# Exercise goal
Return all the lines below exactly. Any picture among them is omitted.

Extracted data entries
=== Begin Enclosure ===
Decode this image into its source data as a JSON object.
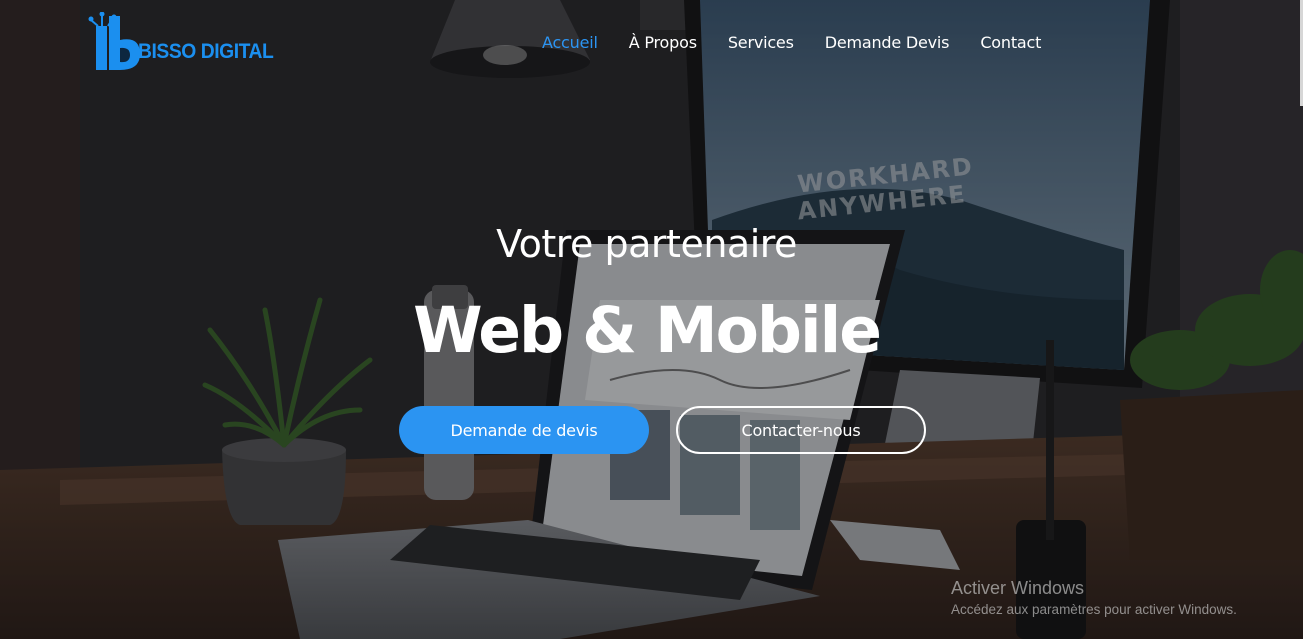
{
  "brand": {
    "name": "BISSO DIGITAL",
    "color": "#1b8fef"
  },
  "nav": {
    "items": [
      {
        "label": "Accueil",
        "active": true
      },
      {
        "label": "À Propos",
        "active": false
      },
      {
        "label": "Services",
        "active": false
      },
      {
        "label": "Demande Devis",
        "active": false
      },
      {
        "label": "Contact",
        "active": false
      }
    ],
    "active_color": "#2c95f3"
  },
  "hero": {
    "subtitle": "Votre partenaire",
    "title": "Web & Mobile",
    "primary_button": "Demande de devis",
    "secondary_button": "Contacter-nous",
    "background_screen_text_1": "WORKHARD",
    "background_screen_text_2": "ANYWHERE",
    "accent_color": "#2b94f2"
  },
  "watermark": {
    "title": "Activer Windows",
    "subtitle": "Accédez aux paramètres pour activer Windows."
  }
}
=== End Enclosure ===
# Written reply
Decode this image into its source data as a JSON object.
{
  "brand": {
    "name": "BISSO DIGITAL",
    "color": "#1b8fef"
  },
  "nav": {
    "items": [
      {
        "label": "Accueil",
        "active": true
      },
      {
        "label": "À Propos",
        "active": false
      },
      {
        "label": "Services",
        "active": false
      },
      {
        "label": "Demande Devis",
        "active": false
      },
      {
        "label": "Contact",
        "active": false
      }
    ],
    "active_color": "#2c95f3"
  },
  "hero": {
    "subtitle": "Votre partenaire",
    "title": "Web & Mobile",
    "primary_button": "Demande de devis",
    "secondary_button": "Contacter-nous",
    "background_screen_text_1": "WORKHARD",
    "background_screen_text_2": "ANYWHERE",
    "accent_color": "#2b94f2"
  },
  "watermark": {
    "title": "Activer Windows",
    "subtitle": "Accédez aux paramètres pour activer Windows."
  }
}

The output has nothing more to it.